### DATA

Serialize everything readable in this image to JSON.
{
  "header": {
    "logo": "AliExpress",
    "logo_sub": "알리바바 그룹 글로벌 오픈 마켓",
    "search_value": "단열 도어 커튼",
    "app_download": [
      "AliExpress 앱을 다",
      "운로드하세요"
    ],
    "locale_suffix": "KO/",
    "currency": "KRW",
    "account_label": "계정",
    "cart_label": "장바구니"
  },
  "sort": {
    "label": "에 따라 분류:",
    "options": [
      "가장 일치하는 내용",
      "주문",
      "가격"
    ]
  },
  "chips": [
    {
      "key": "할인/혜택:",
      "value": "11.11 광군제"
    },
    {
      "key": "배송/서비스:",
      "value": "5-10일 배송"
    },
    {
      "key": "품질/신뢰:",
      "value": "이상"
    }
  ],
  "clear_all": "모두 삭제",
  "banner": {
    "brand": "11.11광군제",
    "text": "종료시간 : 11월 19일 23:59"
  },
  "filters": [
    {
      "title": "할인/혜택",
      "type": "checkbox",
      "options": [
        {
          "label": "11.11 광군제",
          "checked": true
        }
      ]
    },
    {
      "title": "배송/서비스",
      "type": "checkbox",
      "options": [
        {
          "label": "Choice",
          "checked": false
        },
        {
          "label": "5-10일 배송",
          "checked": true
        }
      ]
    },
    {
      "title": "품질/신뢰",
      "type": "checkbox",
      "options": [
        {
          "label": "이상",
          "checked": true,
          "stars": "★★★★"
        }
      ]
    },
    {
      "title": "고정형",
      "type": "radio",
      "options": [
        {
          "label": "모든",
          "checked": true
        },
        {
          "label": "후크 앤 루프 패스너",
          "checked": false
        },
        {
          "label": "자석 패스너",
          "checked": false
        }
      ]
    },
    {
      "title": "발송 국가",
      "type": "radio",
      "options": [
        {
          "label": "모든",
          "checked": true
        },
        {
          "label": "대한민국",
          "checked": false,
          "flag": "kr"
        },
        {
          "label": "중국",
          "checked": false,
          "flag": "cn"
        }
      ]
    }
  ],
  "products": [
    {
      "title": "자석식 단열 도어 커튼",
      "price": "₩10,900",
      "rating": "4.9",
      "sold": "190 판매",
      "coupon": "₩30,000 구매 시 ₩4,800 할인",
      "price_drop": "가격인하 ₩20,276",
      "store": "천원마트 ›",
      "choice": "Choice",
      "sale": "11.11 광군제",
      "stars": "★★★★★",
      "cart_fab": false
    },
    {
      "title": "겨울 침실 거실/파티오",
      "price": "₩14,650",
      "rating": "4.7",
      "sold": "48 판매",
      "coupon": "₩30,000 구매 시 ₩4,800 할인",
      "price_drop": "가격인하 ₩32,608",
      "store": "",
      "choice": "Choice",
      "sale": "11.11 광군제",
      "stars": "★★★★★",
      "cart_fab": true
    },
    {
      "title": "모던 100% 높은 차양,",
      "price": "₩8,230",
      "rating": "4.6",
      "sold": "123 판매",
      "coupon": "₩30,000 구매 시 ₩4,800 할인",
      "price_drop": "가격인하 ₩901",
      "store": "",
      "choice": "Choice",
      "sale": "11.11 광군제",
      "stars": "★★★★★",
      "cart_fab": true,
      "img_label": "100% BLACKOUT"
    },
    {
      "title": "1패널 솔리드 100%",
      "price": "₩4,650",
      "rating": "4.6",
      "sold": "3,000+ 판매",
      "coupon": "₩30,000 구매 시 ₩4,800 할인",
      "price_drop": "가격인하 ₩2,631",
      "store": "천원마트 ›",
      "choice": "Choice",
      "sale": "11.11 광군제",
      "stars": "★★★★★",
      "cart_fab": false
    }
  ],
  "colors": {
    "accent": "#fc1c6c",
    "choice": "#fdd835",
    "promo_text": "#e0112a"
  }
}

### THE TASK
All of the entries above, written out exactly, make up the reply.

### SOLUTION FOR THIS PROBLEM
Serialize everything readable in this image to JSON.
{
  "header": {
    "logo": "AliExpress",
    "logo_sub": "알리바바 그룹 글로벌 오픈 마켓",
    "search_value": "단열 도어 커튼",
    "app_download": [
      "AliExpress 앱을 다",
      "운로드하세요"
    ],
    "locale_suffix": "KO/",
    "currency": "KRW",
    "account_label": "계정",
    "cart_label": "장바구니"
  },
  "sort": {
    "label": "에 따라 분류:",
    "options": [
      "가장 일치하는 내용",
      "주문",
      "가격"
    ]
  },
  "chips": [
    {
      "key": "할인/혜택:",
      "value": "11.11 광군제"
    },
    {
      "key": "배송/서비스:",
      "value": "5-10일 배송"
    },
    {
      "key": "품질/신뢰:",
      "value": "이상"
    }
  ],
  "clear_all": "모두 삭제",
  "banner": {
    "brand": "11.11광군제",
    "text": "종료시간 : 11월 19일 23:59"
  },
  "filters": [
    {
      "title": "할인/혜택",
      "type": "checkbox",
      "options": [
        {
          "label": "11.11 광군제",
          "checked": true
        }
      ]
    },
    {
      "title": "배송/서비스",
      "type": "checkbox",
      "options": [
        {
          "label": "Choice",
          "checked": false
        },
        {
          "label": "5-10일 배송",
          "checked": true
        }
      ]
    },
    {
      "title": "품질/신뢰",
      "type": "checkbox",
      "options": [
        {
          "label": "이상",
          "checked": true,
          "stars": "★★★★"
        }
      ]
    },
    {
      "title": "고정형",
      "type": "radio",
      "options": [
        {
          "label": "모든",
          "checked": true
        },
        {
          "label": "후크 앤 루프 패스너",
          "checked": false
        },
        {
          "label": "자석 패스너",
          "checked": false
        }
      ]
    },
    {
      "title": "발송 국가",
      "type": "radio",
      "options": [
        {
          "label": "모든",
          "checked": true
        },
        {
          "label": "대한민국",
          "checked": false,
          "flag": "kr"
        },
        {
          "label": "중국",
          "checked": false,
          "flag": "cn"
        }
      ]
    }
  ],
  "products": [
    {
      "title": "자석식 단열 도어 커튼",
      "price": "₩10,900",
      "rating": "4.9",
      "sold": "190 판매",
      "coupon": "₩30,000 구매 시 ₩4,800 할인",
      "price_drop": "가격인하 ₩20,276",
      "store": "천원마트 ›",
      "choice": "Choice",
      "sale": "11.11 광군제",
      "stars": "★★★★★",
      "cart_fab": false
    },
    {
      "title": "겨울 침실 거실/파티오",
      "price": "₩14,650",
      "rating": "4.7",
      "sold": "48 판매",
      "coupon": "₩30,000 구매 시 ₩4,800 할인",
      "price_drop": "가격인하 ₩32,608",
      "store": "",
      "choice": "Choice",
      "sale": "11.11 광군제",
      "stars": "★★★★★",
      "cart_fab": true
    },
    {
      "title": "모던 100% 높은 차양,",
      "price": "₩8,230",
      "rating": "4.6",
      "sold": "123 판매",
      "coupon": "₩30,000 구매 시 ₩4,800 할인",
      "price_drop": "가격인하 ₩901",
      "store": "",
      "choice": "Choice",
      "sale": "11.11 광군제",
      "stars": "★★★★★",
      "cart_fab": true,
      "img_label": "100% BLACKOUT"
    },
    {
      "title": "1패널 솔리드 100%",
      "price": "₩4,650",
      "rating": "4.6",
      "sold": "3,000+ 판매",
      "coupon": "₩30,000 구매 시 ₩4,800 할인",
      "price_drop": "가격인하 ₩2,631",
      "store": "천원마트 ›",
      "choice": "Choice",
      "sale": "11.11 광군제",
      "stars": "★★★★★",
      "cart_fab": false
    }
  ],
  "colors": {
    "accent": "#fc1c6c",
    "choice": "#fdd835",
    "promo_text": "#e0112a"
  }
}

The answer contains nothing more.